[Supplied information — start]
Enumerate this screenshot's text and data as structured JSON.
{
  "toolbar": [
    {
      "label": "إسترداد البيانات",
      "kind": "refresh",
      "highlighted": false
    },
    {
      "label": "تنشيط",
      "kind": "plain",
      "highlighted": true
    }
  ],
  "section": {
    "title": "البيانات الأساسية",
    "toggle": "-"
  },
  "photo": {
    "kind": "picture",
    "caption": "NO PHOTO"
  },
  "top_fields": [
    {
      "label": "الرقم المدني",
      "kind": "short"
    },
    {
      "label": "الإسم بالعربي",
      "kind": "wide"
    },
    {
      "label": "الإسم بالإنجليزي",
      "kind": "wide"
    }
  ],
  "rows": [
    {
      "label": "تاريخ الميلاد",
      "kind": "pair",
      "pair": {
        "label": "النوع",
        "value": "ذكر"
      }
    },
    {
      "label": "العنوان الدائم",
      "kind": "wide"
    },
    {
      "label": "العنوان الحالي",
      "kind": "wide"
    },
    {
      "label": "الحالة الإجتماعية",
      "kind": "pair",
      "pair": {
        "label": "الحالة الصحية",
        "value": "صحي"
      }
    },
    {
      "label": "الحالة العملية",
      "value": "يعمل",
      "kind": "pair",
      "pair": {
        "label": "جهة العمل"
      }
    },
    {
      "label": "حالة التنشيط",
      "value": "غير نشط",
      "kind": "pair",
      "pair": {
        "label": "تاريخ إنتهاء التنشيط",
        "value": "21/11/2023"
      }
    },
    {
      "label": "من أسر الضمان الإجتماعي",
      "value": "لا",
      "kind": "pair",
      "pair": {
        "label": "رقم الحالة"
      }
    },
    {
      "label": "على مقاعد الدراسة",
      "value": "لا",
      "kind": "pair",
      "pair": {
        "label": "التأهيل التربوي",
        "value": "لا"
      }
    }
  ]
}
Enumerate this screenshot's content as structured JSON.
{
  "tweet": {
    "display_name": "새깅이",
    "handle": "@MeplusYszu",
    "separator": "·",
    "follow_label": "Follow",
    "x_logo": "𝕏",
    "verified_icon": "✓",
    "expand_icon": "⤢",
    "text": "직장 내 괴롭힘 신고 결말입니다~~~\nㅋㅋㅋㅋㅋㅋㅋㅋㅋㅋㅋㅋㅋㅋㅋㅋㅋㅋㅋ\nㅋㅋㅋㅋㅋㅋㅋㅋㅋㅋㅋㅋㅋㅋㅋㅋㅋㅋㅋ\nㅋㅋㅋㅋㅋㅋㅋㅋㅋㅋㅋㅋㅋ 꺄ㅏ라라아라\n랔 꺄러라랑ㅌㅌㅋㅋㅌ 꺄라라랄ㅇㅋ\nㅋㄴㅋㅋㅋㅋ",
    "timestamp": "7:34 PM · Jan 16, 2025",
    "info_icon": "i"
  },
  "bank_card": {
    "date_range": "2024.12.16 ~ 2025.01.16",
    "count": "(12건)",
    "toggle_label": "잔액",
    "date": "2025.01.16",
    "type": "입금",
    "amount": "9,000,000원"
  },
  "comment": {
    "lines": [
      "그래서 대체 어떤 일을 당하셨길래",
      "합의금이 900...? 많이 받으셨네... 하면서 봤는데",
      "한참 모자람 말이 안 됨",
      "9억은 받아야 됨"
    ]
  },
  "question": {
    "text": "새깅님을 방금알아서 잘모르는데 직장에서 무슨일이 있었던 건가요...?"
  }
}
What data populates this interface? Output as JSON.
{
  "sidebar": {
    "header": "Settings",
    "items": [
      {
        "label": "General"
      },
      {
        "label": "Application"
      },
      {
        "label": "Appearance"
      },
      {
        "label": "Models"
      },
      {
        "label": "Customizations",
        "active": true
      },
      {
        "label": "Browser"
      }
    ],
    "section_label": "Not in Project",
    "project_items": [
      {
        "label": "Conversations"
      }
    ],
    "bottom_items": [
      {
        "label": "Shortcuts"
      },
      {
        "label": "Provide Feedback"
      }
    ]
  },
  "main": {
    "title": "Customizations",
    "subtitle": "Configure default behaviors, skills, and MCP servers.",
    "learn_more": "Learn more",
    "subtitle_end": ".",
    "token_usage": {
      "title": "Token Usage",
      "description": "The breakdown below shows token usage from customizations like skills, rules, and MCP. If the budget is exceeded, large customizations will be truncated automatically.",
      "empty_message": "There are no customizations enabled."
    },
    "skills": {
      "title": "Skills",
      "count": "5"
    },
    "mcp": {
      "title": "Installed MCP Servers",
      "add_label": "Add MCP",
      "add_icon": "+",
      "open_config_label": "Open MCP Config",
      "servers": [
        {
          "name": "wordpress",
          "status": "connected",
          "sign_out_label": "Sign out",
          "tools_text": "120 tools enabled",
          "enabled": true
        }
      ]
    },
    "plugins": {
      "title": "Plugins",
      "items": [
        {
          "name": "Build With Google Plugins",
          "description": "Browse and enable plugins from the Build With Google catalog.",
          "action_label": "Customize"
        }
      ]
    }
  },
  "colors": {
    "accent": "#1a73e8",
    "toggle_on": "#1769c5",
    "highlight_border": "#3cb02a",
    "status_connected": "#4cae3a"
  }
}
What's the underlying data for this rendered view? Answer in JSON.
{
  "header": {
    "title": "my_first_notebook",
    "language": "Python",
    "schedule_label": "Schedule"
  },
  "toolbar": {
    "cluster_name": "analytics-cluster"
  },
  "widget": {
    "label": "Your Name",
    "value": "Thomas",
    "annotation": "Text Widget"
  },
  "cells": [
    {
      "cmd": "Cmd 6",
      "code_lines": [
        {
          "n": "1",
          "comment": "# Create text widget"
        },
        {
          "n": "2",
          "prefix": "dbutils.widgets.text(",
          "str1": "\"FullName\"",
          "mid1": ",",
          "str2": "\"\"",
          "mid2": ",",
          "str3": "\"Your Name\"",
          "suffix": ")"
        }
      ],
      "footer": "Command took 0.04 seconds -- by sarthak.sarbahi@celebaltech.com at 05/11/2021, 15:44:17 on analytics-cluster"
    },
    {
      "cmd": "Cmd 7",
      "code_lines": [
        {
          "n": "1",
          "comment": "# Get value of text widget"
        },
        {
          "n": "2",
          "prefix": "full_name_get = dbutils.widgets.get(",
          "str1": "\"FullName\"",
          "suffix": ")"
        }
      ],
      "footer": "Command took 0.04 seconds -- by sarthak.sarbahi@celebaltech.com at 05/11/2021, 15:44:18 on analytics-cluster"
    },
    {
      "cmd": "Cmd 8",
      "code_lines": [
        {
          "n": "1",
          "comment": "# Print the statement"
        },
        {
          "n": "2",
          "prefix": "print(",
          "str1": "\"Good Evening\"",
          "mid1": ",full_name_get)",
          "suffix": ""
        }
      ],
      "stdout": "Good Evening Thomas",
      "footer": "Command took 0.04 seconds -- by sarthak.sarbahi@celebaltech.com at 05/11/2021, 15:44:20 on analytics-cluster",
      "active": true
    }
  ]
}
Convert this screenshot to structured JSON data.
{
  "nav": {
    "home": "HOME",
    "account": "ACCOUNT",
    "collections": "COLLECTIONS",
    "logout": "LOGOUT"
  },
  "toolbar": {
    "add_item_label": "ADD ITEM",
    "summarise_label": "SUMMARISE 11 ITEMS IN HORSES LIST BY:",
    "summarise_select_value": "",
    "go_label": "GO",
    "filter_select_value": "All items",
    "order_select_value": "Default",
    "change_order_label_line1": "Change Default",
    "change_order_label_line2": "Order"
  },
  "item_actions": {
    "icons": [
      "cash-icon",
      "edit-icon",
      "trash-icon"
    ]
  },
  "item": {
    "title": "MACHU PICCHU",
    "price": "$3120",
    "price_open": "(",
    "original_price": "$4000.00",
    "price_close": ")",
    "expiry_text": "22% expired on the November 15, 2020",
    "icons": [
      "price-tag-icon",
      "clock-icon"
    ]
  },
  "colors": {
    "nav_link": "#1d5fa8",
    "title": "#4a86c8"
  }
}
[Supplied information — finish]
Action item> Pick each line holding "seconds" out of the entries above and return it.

Written response>
      "footer": "Command took 0.04 seconds -- by sarthak.sarbahi@celebaltech.com at 05/11/2021, 15:44:17 on analytics-cluster"
      "footer": "Command took 0.04 seconds -- by sarthak.sarbahi@celebaltech.com at 05/11/2021, 15:44:18 on analytics-cluster"
      "footer": "Command took 0.04 seconds -- by sarthak.sarbahi@celebaltech.com at 05/11/2021, 15:44:20 on analytics-cluster",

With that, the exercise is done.